1. Make your winter boots into minimalist boots! (see previous blog entry). I am actually in the process of doing this, and will report back regularly on their status over the winter months.
2. Keep your shoes off in the house in winter. Walking around barefoot can maintain that muscular strength you've developed over the summer. We podiatrists see a rash of plantar fasciitis in the spring/summer because people take their weak, atrophied feet out of their thick, supportive boots and put them in flip flops with no transition. To prevent this, keep the feet strong.
3. Pick shoes based on my shoe selection rules 1. Zero drop (heel shouldn't be higher than the forefoot), 2. No toe spring (shouldn't be an upward curve at the front of the shoe), and 3. Wide toebox! (again, the hardest qualification to find in most shoes.
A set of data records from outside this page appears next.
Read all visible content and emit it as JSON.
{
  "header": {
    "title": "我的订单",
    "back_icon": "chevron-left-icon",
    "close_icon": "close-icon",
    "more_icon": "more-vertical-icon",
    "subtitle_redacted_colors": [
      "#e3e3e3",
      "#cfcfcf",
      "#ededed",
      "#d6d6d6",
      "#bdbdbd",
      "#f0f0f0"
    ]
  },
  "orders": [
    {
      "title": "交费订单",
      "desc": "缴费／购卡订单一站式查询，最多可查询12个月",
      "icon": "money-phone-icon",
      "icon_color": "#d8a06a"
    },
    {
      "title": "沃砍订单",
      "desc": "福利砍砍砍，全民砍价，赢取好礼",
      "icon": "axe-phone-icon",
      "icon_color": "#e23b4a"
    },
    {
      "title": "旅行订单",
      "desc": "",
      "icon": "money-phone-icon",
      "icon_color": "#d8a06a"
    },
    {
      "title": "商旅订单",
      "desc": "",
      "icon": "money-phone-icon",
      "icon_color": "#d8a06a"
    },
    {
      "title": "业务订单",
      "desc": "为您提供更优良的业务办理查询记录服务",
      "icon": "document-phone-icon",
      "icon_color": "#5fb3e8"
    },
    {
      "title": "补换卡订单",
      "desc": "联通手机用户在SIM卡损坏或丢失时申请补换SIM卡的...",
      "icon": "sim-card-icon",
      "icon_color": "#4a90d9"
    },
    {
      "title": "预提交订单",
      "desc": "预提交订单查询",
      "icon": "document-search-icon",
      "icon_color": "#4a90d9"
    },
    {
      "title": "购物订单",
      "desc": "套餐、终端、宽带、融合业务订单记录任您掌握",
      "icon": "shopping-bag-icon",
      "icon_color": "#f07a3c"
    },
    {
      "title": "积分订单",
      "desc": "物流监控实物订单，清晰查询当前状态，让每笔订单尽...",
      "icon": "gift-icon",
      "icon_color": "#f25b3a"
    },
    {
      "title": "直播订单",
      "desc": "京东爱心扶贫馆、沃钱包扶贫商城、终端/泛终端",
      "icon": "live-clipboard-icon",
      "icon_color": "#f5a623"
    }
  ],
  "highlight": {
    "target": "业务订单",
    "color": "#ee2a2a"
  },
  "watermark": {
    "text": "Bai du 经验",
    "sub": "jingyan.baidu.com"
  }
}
The ones that do this well are: basic crocs, altras, stems, vivobarefoot, and a handful of other shoe brands). Vivobarefoot makes a good waterproof winter boot, and you can find moccasins and mukluks that fit all specifications, but they aren't waterproof.
5. Functional fitness indoors. Keep hitting the gym with your five fingers or other flat bottomed shoes. Besides being good for the foot alone, they put your entire body in better alignment for lifts, especially if you are doing crossfit (see previous blog post on this). Better yet, if you have your own home gym, exercise barefoot (or see if its acceptable in your public gym--its much more sanitary than bare hands on all the machines!). Laird Hamilton is among many who do this. (Check out his youtube workout session for good functional fitness exercises: http://www.youtube.com/watch?v=s3sMjz6dtX0&feature=related).
6. Keep doing all the "transition to barefoot/minimalist exercises" I've mentioned in previous posts: hip flexor; calf/achilles; bottom and top of foot stretches, and eccentric calf; toe-push; towel pickup; heel walking; and one-legged stand strengthening exercises.
7. Exercise the feet in the boots. If you have to be in big clunky boots outside for work all winter, first make sure you pick boots with enough room in the toebox, and that have zero drop heel:forefoot ratio, and with a thin sole as possible. No matter what, do toe curls, and big toe push exercises in the shoe several times throuought the day--it'll help keep those toes warm too!